Task brief: Your answer should be every line of the records that contains the word "meta".
═════ Listed entries ═════
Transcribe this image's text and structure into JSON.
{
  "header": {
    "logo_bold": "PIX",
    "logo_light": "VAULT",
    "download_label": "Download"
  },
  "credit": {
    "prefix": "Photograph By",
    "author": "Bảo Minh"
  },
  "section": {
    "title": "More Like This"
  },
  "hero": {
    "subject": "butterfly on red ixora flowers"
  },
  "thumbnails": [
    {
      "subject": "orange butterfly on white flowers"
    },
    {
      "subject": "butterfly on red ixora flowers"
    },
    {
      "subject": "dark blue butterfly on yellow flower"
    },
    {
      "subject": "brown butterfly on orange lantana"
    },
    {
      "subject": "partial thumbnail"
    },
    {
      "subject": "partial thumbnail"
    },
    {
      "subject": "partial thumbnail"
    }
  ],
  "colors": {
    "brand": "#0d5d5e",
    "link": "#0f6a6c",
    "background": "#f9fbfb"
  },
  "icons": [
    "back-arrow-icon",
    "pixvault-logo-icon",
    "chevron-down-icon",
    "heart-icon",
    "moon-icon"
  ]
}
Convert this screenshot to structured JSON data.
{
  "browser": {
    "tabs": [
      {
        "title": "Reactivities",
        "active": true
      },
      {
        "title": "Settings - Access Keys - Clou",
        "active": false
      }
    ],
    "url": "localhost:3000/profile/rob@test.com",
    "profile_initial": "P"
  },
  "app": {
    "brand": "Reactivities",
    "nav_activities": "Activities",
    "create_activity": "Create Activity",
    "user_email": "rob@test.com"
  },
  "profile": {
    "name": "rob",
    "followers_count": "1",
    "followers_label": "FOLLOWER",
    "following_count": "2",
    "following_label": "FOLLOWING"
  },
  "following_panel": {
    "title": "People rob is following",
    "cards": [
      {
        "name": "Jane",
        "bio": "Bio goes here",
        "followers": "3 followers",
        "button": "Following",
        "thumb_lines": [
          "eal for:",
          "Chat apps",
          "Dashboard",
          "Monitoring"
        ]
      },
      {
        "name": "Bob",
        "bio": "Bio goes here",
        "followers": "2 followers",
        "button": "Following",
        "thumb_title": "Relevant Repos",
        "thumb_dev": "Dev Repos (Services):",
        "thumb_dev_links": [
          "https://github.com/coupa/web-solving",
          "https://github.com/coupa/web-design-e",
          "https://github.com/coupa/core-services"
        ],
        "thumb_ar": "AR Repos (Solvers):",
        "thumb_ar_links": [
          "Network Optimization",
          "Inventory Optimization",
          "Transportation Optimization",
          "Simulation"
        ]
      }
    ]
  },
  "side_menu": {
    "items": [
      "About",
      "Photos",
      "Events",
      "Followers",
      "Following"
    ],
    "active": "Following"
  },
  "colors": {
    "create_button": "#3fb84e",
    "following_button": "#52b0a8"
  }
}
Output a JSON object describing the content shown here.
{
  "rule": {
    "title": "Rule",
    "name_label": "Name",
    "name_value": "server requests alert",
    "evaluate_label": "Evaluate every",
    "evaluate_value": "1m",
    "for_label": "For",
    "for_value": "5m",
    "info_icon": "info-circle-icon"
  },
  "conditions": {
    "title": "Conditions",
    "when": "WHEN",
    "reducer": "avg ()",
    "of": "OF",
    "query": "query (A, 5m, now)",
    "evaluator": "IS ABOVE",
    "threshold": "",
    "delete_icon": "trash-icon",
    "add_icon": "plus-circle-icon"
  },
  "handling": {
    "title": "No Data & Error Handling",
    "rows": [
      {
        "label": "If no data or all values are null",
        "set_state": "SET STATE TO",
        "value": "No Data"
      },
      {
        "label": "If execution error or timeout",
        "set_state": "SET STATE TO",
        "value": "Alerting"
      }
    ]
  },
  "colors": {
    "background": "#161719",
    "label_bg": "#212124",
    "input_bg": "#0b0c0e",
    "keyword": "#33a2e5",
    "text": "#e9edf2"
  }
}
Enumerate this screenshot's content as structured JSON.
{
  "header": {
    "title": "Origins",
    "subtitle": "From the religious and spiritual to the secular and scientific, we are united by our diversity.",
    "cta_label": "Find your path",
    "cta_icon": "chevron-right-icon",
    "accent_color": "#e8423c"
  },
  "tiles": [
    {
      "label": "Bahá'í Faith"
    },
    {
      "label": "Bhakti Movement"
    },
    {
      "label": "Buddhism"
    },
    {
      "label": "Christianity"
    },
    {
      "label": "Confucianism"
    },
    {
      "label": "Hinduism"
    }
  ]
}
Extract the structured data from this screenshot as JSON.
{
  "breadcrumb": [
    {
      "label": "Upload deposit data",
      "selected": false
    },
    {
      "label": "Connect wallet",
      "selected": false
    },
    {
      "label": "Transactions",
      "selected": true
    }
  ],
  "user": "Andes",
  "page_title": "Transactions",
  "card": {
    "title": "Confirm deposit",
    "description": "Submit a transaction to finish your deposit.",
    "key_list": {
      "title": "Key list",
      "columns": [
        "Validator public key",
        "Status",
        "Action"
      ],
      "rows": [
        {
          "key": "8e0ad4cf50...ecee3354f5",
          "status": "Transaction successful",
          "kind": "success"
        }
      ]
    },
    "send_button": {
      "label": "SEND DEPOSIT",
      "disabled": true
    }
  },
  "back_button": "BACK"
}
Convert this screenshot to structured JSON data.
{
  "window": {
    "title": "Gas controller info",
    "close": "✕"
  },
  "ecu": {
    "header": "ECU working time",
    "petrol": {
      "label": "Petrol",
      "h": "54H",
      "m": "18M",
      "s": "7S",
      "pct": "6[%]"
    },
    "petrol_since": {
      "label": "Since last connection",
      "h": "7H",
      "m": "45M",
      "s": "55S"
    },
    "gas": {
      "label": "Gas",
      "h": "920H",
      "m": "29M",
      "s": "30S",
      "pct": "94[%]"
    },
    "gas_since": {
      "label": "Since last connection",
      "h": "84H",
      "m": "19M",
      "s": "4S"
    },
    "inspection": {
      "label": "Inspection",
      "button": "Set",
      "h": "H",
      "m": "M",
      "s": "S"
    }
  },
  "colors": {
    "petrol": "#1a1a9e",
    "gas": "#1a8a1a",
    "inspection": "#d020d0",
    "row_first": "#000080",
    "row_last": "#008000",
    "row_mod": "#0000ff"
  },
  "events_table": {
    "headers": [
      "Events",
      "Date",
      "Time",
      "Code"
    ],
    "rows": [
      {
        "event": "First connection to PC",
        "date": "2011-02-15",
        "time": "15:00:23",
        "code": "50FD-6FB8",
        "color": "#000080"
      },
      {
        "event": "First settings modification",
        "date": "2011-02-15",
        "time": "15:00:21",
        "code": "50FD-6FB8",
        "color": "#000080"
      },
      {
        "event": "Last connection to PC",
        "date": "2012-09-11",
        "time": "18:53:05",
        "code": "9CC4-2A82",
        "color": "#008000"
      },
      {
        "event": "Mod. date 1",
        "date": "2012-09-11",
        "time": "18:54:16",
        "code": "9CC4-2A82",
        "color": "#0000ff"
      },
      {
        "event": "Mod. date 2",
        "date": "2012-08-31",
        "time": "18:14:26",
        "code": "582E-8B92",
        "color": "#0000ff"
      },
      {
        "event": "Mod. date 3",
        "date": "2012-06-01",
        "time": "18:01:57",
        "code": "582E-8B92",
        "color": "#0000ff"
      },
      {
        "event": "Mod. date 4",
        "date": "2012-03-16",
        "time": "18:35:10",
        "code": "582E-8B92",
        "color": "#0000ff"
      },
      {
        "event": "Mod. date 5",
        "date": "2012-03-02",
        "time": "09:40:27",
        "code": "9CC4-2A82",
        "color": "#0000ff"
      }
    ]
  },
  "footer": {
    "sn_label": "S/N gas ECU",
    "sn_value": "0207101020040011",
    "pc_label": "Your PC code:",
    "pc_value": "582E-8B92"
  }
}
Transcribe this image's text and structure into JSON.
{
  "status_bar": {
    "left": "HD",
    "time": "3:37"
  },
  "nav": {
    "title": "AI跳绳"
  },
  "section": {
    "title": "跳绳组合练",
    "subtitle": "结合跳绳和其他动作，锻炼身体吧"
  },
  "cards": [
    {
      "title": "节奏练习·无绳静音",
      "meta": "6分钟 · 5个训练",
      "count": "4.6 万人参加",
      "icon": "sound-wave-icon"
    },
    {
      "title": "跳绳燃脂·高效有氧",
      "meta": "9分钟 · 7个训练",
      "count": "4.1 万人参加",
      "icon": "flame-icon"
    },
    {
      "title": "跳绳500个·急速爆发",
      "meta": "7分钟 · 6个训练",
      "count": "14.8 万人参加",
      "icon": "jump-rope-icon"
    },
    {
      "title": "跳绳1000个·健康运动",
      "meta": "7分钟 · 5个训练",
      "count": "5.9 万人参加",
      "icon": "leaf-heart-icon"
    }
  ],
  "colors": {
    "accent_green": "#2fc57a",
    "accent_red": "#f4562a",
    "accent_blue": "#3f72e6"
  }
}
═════
Task answer:
      "meta": "6分钟 · 5个训练",
      "meta": "9分钟 · 7个训练",
      "meta": "7分钟 · 6个训练",
      "meta": "7分钟 · 5个训练",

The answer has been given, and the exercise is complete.